A scholar in his Study by Thomas Wyck (17th century), Hallwyl Museum. Source: Wikipedia

A scholar in his Study by Thomas Wyck (17th century), Hallwyl Museum. Source: Wikipedia

Plato’s Socratic dialogue ‘Ion’ has Socrates confront a Homeric rhapsode (not to be confused with a Bohemian Rhapsody) about his trade. Socrates’ issue is one of inspiration versus expertise. So, when Ion performs the role of a military general, does he possess the expertise of a general, or does he merely fool the audience into believing that he possesses this expertise? Ion struggles with the distinction (‘Ion’, Early Socratic Dialogues by Plato, Trevor J. Saunders (trans.), Penguin, London, 2005): 

SOCRATES: And when you make a judgement about military matters, do you judge in virtue of your skill in generalship, or in virtue of the skill that makes you a good rhapsode? 

ION: There’s no difference, so far as I can see.

SOCRATES: No difference? How on earth can you say that? Are you saying that the skill of a rhapsode and the skill of a general are one skill, or two?

ION: One, I think.

SOCRATES: So, anyone who’s a good rhapsode is in fact a good general too?

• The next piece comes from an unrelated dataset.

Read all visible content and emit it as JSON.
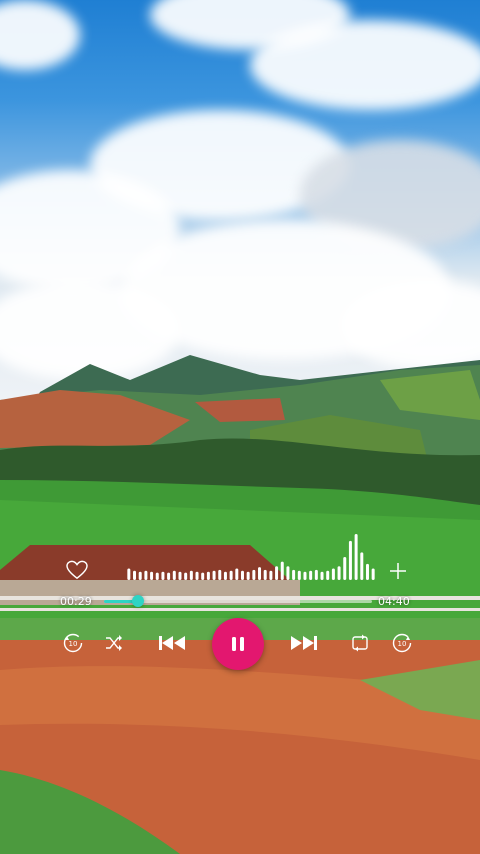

ION: Certainly, Socrates.

SOCRATES: So too, then, anyone who is in fact a good general is also a good rhapsode?

ION: No, that’s not my view.

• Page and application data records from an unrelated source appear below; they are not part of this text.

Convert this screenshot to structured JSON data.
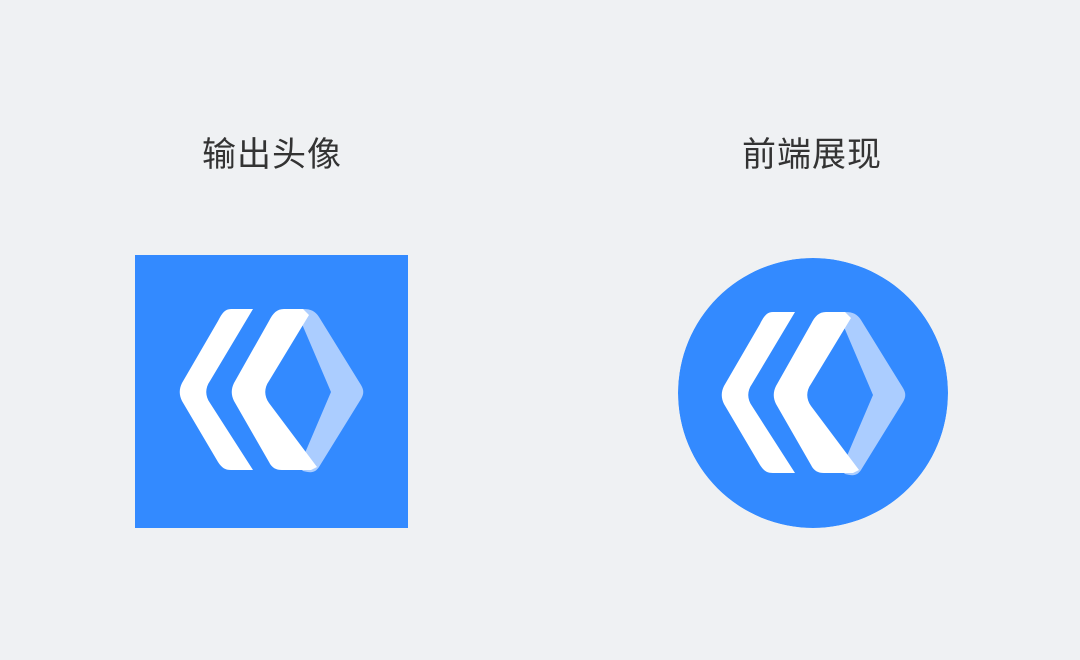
{
  "left": {
    "label": "输出头像"
  },
  "right": {
    "label": "前端展现"
  },
  "colors": {
    "background": "#eff1f3",
    "brand": "#338aff",
    "mark_primary": "#ffffff",
    "mark_secondary": "#abcdff",
    "label_text": "#333333"
  },
  "logo": {
    "icon": "brand-logo-icon"
  }
}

Oh, dear.

Some context might be necessary but I’m not going to expound at great length on Plato’s views on the arts (I could. I’d like to. In fact, I never seem to get the opportunity to chat about this). Needless to say, Saunders, in his introduction, sums up this dialogue (notoriously protean for some scholars) thus: 

The question it poses is: ‘Do poets know what they are talking about?’ Socrates, clearly, thinks the answer is ‘no’;

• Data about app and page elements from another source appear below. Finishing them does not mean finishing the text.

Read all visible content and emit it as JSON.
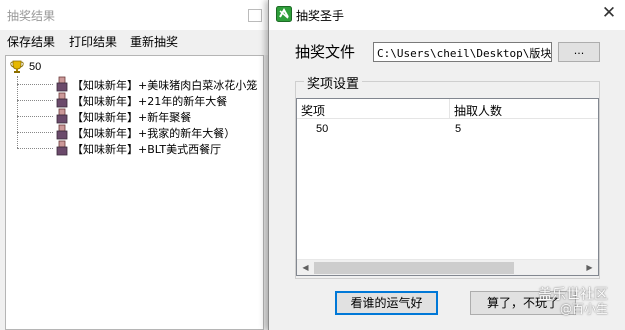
{
  "left_window": {
    "title": "抽奖结果",
    "menu": [
      "保存结果",
      "打印结果",
      "重新抽奖"
    ],
    "tree": {
      "root": "50",
      "root_icon": "trophy-icon",
      "item_icon": "person-icon",
      "items": [
        "【知味新年】+美味猪肉白菜冰花小笼",
        "【知味新年】+21年的新年大餐",
        "【知味新年】+新年聚餐",
        "【知味新年】+我家的新年大餐）",
        "【知味新年】+BLT美式西餐厅"
      ]
    }
  },
  "dialog": {
    "title": "抽奖圣手",
    "app_icon": "app-logo-icon",
    "close_icon": "close-icon",
    "file_label": "抽奖文件",
    "file_path": "C:\\Users\\cheil\\Desktop\\版块活",
    "browse_label": "...",
    "group_label": "奖项设置",
    "columns": [
      "奖项",
      "抽取人数"
    ],
    "rows": [
      {
        "prize": "50",
        "count": "5"
      }
    ],
    "lucky_button": "看谁的运气好",
    "quit_button": "算了，不玩了"
  },
  "watermark": {
    "line1": "盖乐世社区",
    "line2": "@百小生"
  },
  "colors": {
    "window_bg": "#f0f0f0",
    "focus_blue": "#0078d7",
    "logo_green": "#2e9e3a"
  }
}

As a thriller writer, this dialogue made my skin itch. To be gripped by the madness of the Muses while pounding on the keyboard is euphoric, but it’s dangerous. Reality intrudes upon every setting, every character, every action sequence, and every little detail. A story has to obey the rules of the physical universe, the plot has to be plausible, the characters have to be relatable, and the events have to unfold realistically. This is what an author owes a reader. And this requires research.

Research means libraries and books, highlighters and notepads with illegible writing. But research doesn’t always nail the details, and details are important. If only there were some device in existence, an oracle of sorts; a question is asked and an answer provided. Imagine that. Just type in a question and an answer appears. Well, there is an oracle, and it’s not as cryptic as the one in Delphi. To find out what it is, you’re going to have to follow this link to the Pantera Press blog. I’ll meet you there.